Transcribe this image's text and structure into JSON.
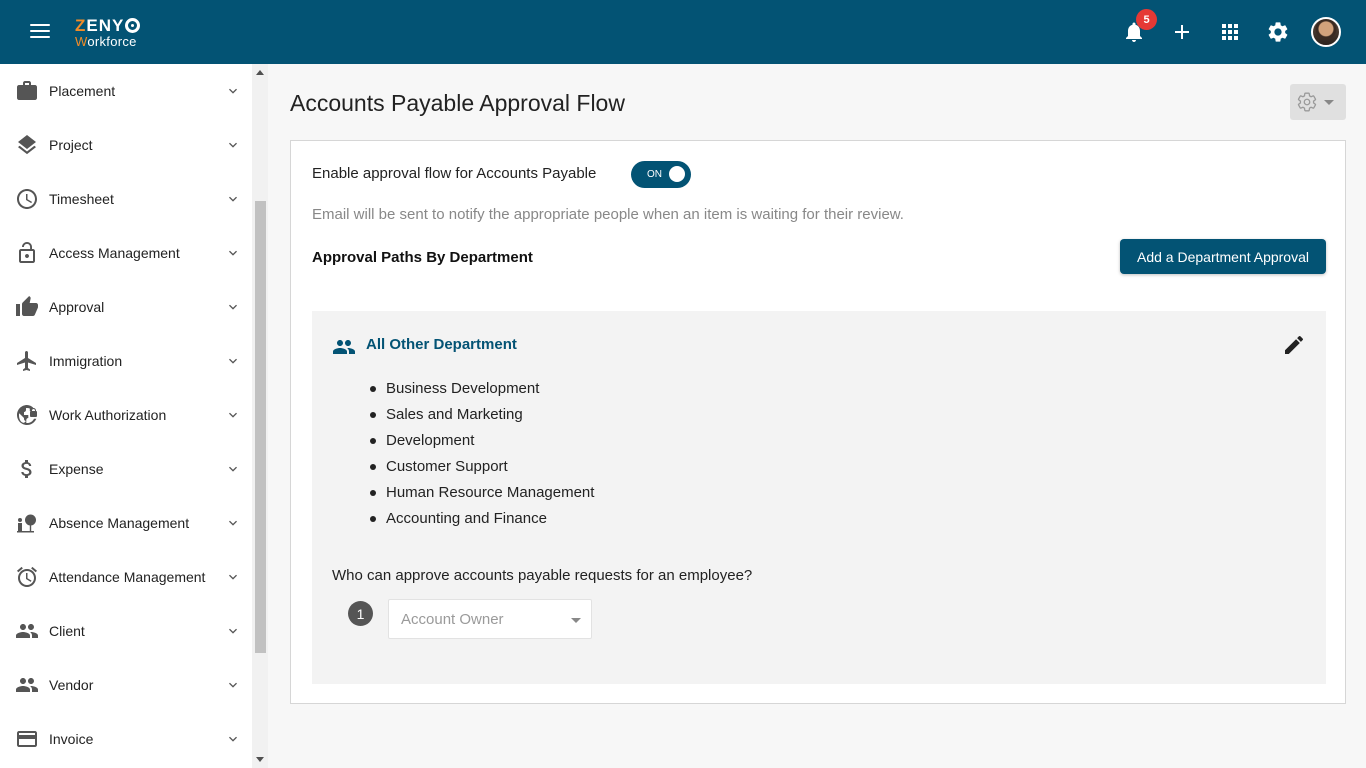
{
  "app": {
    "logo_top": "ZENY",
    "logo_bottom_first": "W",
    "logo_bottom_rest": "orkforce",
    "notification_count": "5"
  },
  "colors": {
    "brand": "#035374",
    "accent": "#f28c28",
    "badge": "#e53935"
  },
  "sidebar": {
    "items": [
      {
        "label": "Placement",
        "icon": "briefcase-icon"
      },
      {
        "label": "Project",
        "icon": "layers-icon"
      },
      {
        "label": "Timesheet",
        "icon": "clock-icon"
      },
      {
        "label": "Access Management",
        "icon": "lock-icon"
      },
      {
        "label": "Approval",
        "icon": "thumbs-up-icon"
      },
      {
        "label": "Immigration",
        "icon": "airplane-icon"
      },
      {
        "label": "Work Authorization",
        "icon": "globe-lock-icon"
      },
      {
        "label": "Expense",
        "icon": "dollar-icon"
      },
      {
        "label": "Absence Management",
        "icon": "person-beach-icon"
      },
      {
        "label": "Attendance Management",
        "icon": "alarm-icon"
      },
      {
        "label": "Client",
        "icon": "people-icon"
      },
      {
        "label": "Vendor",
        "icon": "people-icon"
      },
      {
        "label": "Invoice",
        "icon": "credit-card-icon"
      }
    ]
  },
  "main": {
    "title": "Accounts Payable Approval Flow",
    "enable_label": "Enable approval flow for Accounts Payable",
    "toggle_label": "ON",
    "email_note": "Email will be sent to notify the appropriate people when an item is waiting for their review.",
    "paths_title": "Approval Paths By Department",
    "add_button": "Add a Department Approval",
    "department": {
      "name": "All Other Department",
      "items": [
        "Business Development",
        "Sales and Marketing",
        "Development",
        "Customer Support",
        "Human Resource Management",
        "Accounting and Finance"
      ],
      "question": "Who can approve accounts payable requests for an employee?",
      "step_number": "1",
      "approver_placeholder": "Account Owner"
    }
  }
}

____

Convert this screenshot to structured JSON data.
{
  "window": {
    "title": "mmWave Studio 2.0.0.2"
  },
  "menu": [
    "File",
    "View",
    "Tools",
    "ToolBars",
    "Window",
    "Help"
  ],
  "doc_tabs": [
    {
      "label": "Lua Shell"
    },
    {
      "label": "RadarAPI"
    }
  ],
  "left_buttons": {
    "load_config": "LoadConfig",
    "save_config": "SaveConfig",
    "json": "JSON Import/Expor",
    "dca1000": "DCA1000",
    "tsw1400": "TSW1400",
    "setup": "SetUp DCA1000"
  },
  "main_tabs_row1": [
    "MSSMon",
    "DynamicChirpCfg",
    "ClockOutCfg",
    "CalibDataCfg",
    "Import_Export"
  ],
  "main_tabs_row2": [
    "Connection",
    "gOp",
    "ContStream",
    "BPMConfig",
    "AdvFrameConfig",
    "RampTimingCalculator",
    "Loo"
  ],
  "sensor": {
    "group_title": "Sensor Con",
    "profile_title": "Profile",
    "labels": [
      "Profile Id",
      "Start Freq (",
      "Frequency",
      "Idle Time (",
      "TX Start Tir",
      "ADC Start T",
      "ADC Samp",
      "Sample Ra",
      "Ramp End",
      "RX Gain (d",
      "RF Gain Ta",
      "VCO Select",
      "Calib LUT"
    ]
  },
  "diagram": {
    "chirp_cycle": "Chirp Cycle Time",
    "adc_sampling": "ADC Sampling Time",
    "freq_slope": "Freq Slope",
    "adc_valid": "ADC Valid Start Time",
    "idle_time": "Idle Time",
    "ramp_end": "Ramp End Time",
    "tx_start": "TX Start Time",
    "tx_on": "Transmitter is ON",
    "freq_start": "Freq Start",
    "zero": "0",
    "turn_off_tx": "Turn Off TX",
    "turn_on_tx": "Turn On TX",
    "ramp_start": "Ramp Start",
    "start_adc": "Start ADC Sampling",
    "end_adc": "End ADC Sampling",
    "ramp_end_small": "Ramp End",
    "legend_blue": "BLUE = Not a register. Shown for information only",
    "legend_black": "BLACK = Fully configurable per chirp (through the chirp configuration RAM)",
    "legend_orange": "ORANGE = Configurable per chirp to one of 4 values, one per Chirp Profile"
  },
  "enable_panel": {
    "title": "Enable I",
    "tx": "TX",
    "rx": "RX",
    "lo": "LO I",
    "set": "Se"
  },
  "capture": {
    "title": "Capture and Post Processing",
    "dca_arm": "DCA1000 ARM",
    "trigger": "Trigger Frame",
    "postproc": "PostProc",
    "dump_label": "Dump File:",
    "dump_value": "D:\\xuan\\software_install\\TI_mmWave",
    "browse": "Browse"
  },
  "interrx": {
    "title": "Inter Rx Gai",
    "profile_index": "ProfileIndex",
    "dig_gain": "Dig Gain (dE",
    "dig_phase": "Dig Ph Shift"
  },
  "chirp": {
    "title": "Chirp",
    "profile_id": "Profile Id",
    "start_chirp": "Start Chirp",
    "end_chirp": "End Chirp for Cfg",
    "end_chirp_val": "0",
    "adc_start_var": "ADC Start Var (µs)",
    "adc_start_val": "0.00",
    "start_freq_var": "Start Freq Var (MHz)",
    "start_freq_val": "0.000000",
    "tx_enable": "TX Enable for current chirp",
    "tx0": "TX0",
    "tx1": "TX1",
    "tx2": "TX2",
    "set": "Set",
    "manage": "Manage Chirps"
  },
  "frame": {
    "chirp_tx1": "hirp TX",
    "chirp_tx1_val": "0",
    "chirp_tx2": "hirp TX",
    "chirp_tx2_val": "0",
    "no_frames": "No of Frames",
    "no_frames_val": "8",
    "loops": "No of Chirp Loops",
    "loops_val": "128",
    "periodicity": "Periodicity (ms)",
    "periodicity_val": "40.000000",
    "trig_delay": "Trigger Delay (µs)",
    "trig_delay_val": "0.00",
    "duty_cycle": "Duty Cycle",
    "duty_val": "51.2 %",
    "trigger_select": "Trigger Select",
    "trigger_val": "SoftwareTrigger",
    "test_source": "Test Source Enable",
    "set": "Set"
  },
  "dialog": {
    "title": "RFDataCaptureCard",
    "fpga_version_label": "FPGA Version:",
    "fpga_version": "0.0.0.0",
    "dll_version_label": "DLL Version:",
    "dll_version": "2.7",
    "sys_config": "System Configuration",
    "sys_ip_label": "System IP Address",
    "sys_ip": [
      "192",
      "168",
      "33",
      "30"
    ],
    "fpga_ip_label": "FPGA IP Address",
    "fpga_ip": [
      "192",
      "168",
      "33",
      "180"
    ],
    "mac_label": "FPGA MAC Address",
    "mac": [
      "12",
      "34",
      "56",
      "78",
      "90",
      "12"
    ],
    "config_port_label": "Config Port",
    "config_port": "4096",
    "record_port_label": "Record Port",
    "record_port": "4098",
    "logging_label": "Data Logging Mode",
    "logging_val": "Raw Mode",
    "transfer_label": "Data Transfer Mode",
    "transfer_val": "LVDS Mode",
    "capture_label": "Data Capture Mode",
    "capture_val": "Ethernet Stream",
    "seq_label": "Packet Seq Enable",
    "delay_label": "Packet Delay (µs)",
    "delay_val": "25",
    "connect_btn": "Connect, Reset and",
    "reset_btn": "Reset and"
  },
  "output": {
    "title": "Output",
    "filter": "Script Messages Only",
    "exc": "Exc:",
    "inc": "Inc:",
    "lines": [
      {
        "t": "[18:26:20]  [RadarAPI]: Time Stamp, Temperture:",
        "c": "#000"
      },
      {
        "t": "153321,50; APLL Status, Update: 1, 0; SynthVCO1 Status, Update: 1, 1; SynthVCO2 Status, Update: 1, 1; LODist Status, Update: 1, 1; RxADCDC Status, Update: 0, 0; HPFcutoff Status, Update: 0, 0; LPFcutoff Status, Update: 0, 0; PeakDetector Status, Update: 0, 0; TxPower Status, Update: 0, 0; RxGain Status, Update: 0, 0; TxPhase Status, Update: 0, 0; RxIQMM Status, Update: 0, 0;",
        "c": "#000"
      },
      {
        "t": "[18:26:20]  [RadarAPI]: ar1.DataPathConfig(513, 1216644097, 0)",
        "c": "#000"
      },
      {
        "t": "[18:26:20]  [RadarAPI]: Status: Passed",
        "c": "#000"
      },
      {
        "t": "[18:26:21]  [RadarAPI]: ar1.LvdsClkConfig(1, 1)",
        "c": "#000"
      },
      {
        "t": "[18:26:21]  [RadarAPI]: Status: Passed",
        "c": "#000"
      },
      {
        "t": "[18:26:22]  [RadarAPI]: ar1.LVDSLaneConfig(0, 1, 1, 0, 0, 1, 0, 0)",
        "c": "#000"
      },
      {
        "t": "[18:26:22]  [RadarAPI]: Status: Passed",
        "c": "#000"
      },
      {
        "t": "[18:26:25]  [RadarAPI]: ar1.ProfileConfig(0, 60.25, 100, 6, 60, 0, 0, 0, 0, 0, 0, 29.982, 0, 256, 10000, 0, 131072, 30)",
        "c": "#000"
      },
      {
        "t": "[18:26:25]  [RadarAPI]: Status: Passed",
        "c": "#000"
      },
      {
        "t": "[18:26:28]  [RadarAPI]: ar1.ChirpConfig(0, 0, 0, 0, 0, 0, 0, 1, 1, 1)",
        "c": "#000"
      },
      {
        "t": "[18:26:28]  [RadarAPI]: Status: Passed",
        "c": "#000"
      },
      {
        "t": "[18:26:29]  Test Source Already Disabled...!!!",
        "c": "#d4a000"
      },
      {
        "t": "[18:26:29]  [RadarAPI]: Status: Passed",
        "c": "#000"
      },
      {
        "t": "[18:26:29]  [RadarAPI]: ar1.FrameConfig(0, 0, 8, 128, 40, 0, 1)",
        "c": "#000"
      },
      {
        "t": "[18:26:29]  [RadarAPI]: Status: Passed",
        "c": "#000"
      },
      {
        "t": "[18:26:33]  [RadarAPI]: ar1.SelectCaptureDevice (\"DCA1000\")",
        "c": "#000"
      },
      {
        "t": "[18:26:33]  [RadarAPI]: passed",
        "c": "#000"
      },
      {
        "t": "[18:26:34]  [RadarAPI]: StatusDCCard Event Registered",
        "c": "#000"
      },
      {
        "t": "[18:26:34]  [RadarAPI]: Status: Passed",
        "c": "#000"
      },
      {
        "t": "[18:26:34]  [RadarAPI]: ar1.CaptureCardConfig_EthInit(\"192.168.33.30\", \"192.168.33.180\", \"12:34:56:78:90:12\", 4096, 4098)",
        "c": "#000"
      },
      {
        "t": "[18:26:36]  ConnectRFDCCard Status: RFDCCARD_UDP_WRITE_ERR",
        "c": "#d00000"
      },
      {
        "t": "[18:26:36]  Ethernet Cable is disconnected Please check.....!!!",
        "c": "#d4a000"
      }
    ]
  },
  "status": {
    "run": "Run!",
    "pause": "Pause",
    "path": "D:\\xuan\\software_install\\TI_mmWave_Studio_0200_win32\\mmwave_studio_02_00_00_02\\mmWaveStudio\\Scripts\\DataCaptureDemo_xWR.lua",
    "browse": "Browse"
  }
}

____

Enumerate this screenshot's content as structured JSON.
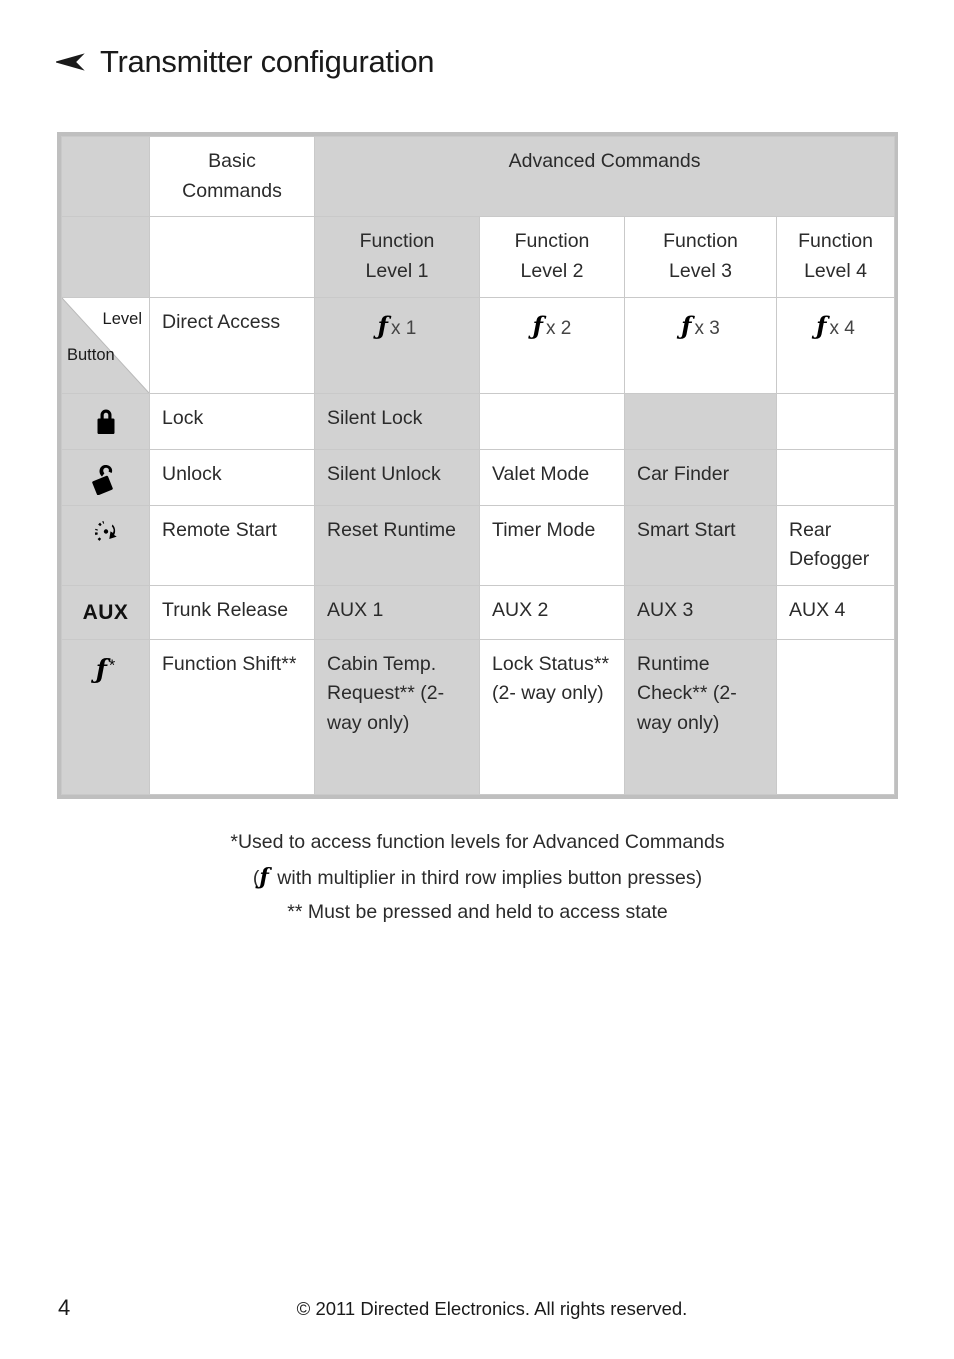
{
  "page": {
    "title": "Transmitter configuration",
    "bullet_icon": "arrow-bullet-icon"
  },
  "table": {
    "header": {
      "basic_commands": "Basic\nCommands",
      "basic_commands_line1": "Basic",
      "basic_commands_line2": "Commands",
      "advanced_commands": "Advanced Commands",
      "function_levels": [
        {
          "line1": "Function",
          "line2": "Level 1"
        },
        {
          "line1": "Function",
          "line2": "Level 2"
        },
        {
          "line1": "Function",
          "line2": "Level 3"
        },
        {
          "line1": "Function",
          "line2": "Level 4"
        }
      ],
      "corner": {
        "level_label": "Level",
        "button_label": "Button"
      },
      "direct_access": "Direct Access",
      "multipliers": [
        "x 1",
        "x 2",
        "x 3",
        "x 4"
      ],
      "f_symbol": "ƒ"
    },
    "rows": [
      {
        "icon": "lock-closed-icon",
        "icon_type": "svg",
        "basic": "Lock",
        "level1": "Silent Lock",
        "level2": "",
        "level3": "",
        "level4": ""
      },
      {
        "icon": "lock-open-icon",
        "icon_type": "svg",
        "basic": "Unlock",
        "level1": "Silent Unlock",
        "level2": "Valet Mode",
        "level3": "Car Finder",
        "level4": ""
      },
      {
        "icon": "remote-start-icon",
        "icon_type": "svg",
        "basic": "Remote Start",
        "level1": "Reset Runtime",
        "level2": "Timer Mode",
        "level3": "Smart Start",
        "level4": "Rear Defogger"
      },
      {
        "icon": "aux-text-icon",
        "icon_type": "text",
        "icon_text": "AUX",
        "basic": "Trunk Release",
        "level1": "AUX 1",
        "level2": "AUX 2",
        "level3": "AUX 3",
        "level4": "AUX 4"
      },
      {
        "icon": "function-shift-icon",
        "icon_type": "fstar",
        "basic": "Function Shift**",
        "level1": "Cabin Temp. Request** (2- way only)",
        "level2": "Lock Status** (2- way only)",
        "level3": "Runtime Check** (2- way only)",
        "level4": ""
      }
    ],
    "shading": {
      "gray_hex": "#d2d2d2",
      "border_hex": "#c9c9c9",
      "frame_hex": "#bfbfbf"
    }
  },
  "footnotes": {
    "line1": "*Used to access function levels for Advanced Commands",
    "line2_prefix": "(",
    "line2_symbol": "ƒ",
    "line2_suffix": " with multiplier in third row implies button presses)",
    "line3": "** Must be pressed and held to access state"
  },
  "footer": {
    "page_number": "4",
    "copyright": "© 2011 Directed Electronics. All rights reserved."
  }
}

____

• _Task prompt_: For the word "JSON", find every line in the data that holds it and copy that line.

• _Exercise solution_:
Transcribe this image's text and structure into JSON.
Convert this screenshot to structured JSON data.
    "json": "JSON Import/Expor",
Enumerate this screenshot's content as structured JSON.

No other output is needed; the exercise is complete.